One item that has attracted a bit of attention is a proposal, lodged in Recommendation 31, that reads as follows:
We recommend that the United States should support international norms or international agreements for specific measures that will increase confidence in the security of online communications. Among those measures to be considered are:
(1) Governments should not use surveillance to steal industry secrets to advantage their domestic industry;
(2) Governments should not use their offensive cyber capabilities to change the amounts held in financial accounts or otherwise manipulate the financial systems.....This last item is interesting. No documents have yet been released that suggest that the NSA or its foreign affiliates have altered financial accounts through electronic manipulation, but the commission presumably had access to a wide range of materials without knowledge of which will be made public in the future. It may be the case, then, that they are acting to preempt a future revelation. Even if there has actually been no such financial intervention, however, it is clear that there could be and that it would be prudent to consider the implications of such actions.
First, what sort of financial adjustments would authorities engage in? It is unlikely that they would debit financial accounts, since affected parties would seek redress and, if their funds are not legally impaired, they would have a strong claim. Crediting such accounts, on the other hand, is easily accomplished. Recipients are unlikely to protest; on the contrary, they may be allied in some fashion with security authorities, perhaps providing some type of quid pro quo. In that case, the alteration of financial accounts becomes of a form of monetary transfer, and it is this activity that economists may want to consider more closely.
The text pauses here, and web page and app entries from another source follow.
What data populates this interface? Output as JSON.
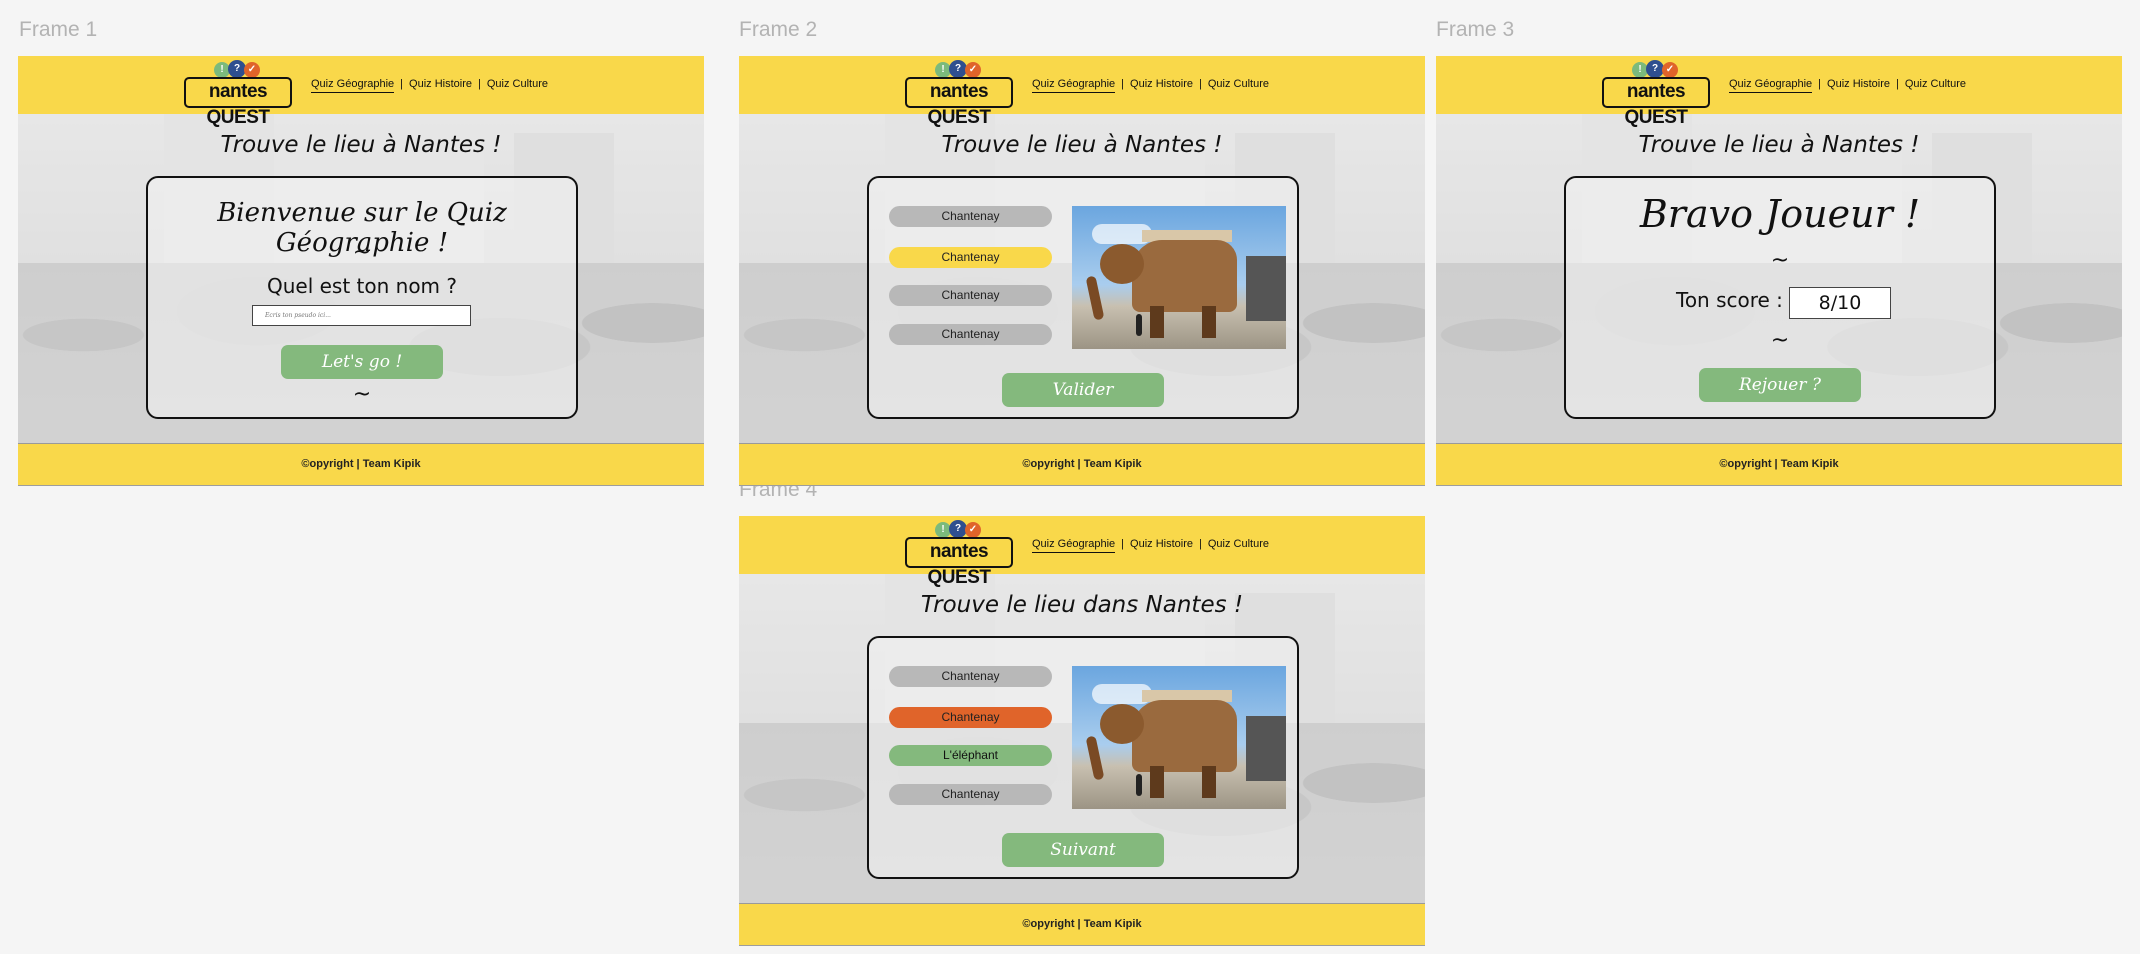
{
  "frames": [
    {
      "label": "Frame 1"
    },
    {
      "label": "Frame 2"
    },
    {
      "label": "Frame 3"
    },
    {
      "label": "Frame 4"
    }
  ],
  "header": {
    "logo_text": "nantes QUEST",
    "bubble_1": "!",
    "bubble_2": "?",
    "bubble_3": "✓",
    "nav": [
      "Quiz Géographie",
      "Quiz Histoire",
      "Quiz Culture"
    ],
    "separator": "|"
  },
  "titles": {
    "lieu_a": "Trouve le lieu à Nantes !",
    "lieu_dans": "Trouve le lieu dans Nantes !"
  },
  "footer": "©opyright | Team Kipik",
  "tilde": "~",
  "welcome": {
    "heading": "Bienvenue sur le Quiz Géographie !",
    "question": "Quel est ton nom ?",
    "input_placeholder": "Écris ton pseudo ici...",
    "button": "Let's go !"
  },
  "quiz": {
    "options": [
      "Chantenay",
      "Chantenay",
      "Chantenay",
      "Chantenay"
    ],
    "button": "Valider"
  },
  "result": {
    "heading": "Bravo Joueur !",
    "score_label": "Ton score :",
    "score_value": "8/10",
    "button": "Rejouer ?"
  },
  "correction": {
    "options": [
      "Chantenay",
      "Chantenay",
      "L'éléphant",
      "Chantenay"
    ],
    "button": "Suivant"
  },
  "colors": {
    "yellow": "#f9d84a",
    "green": "#84b97d",
    "orange": "#e0642a",
    "grey_option": "#b8b8b8"
  }
}
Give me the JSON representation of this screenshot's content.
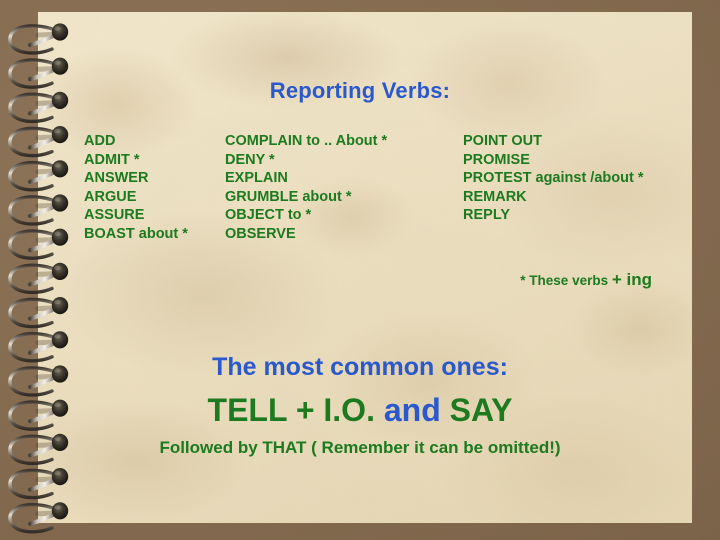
{
  "slide": {
    "background_color": "#836a4f",
    "paper_color": "#efe2c4",
    "accent_blue": "#2a58cd",
    "accent_green": "#1d7a1f"
  },
  "title": "Reporting Verbs:",
  "verb_columns": [
    {
      "name": "column-1",
      "verbs": [
        "ADD",
        "ADMIT *",
        "ANSWER",
        "ARGUE",
        "ASSURE",
        "BOAST about  *"
      ]
    },
    {
      "name": "column-2",
      "verbs": [
        "COMPLAIN to .. About *",
        "DENY *",
        "EXPLAIN",
        "GRUMBLE about *",
        "OBJECT to  *",
        "OBSERVE"
      ]
    },
    {
      "name": "column-3",
      "verbs": [
        "POINT OUT",
        "PROMISE",
        "PROTEST against /about *",
        "REMARK",
        "REPLY"
      ]
    }
  ],
  "footnote": {
    "prefix": "* These verbs ",
    "emphasis": "+ ing"
  },
  "common_heading": "The most common ones:",
  "tell_say": {
    "part_1": "TELL + I.O. ",
    "part_2_blue": "and",
    "part_3": " SAY"
  },
  "followed_by": "Followed by THAT ( Remember it can be omitted!)",
  "binding": {
    "ring_count": 15,
    "label": "spiral-wire-binding"
  }
}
What is the difference between the NSA or some other agency paying an external party (by check, suitcases full of cash, etc.) and crediting their account by hacking it? Here are some of the possibilities:
1. A payment by intelligence authorities, even from a black account, is an expenditure charged to the treasury. As such, it increases the fiscal deficit (or reduces the surplus) by a corresponding amount, which in turn alters the quantity of outstanding public debt. To monetize this debt—to inject liquidity of equal amount so that the debt does not sop up existing liquidity—the central bank can expand its holdings equivalently. (Saying this does not presume that the private sector cannot generate such liquidity on its own, only that monetary authorities may wish to do this under circumstances in which private credit creation is viewed as insufficient.) Normally the treasury and the central bank are independent of one another, even if they do choose to coordinate. In the case of credit creation by the NSA, however, payment and monetization are accomplished in the same act. It is as if the central bank became the paymaster. This is efficient if liquidity expansion is indeed the goal, but calls for some form of sterilization otherwise. (Here the debiting of other accounts would be the simplest route if it could be accomplished.)
2. NSA payment through “direct deposit” is not a public expenditure and has no effect on public sector accounting. Nevertheless it does affect national income accounts in the same way that traditional payments do: if it is payment for a counterflow of goods or services it should be incorporated into final demand, while if it is a transfer payment it alters the net tax calculation. What is troublesome is the violation of double-entry accounting, since we now have flows into the accounts of some parties without flows out of the accounts of others. It should be noted, however, that the application of double-entry bookkeeping to the issuance of currency is essentially pro forma, and that, in a fiat currency world, central banks do not take on any meaningful liabilities in this process. Perhaps a fictitious liability can be designed for the NSA in order to enable the accounts to balance.
3. In the traditional practice of open market operations, central banks directly intervened only in the market for short term treasury debt. Quantitative easing has changed this: now monetary authorities can select particular credit markets, public or private, to intervene in so as to alter the structure of interest rates. NSA liquidity injections offer even more precise targeting at the level of individual market actors. It is not difficult to imagine how this practice could be defended as the least-cost method of achieving narrowly defined goals in support of financial markets. Of course, in a more roundabout manner, similar actor-targeted transfers were enacted globally in the post-2008 bailouts on a very large scale.
4. One striking feature of NSA financial capability is that it, like the virtual system it intervenes in, is borderless. Thus, an agency of the US government can increase the stock of euros, yen, pounds, renminbi or any other currency as readily as it can inject US dollars. It is easy to see how such a capability could be abused, and I can imagine that there may have been quiet discussions among the relevant authorities over this concern. At the same time, however, this global capacity opens up a new chapter in international monetary policy coordination. If, for instance, expansionary monetary policy in the US is inhibited by an unwillingness of the ECB to follow suit, explicit agreement can be circumvented.
5. The ability to intervene in any currency should also have a profound impact on the future likelihood of international monetary crises. If there is a run on a country’s currency, that country can cause foreign exchange of any denomination to simply materialize. Moreover, it no longer matters whether borrowing is undertaken in home or external currencies, since the borrower now has sovereign power over both. For countries with the capacity to engage in NSA-type activities, the distinction between soft and hard currencies may be a thing of the past.
This is just a first pass at what ought to be a deeper investigation. In the long history of money and credit, what is the significance of a public authority that can unilaterally alter the financial accounts of any market participant anywhere in the world it chooses?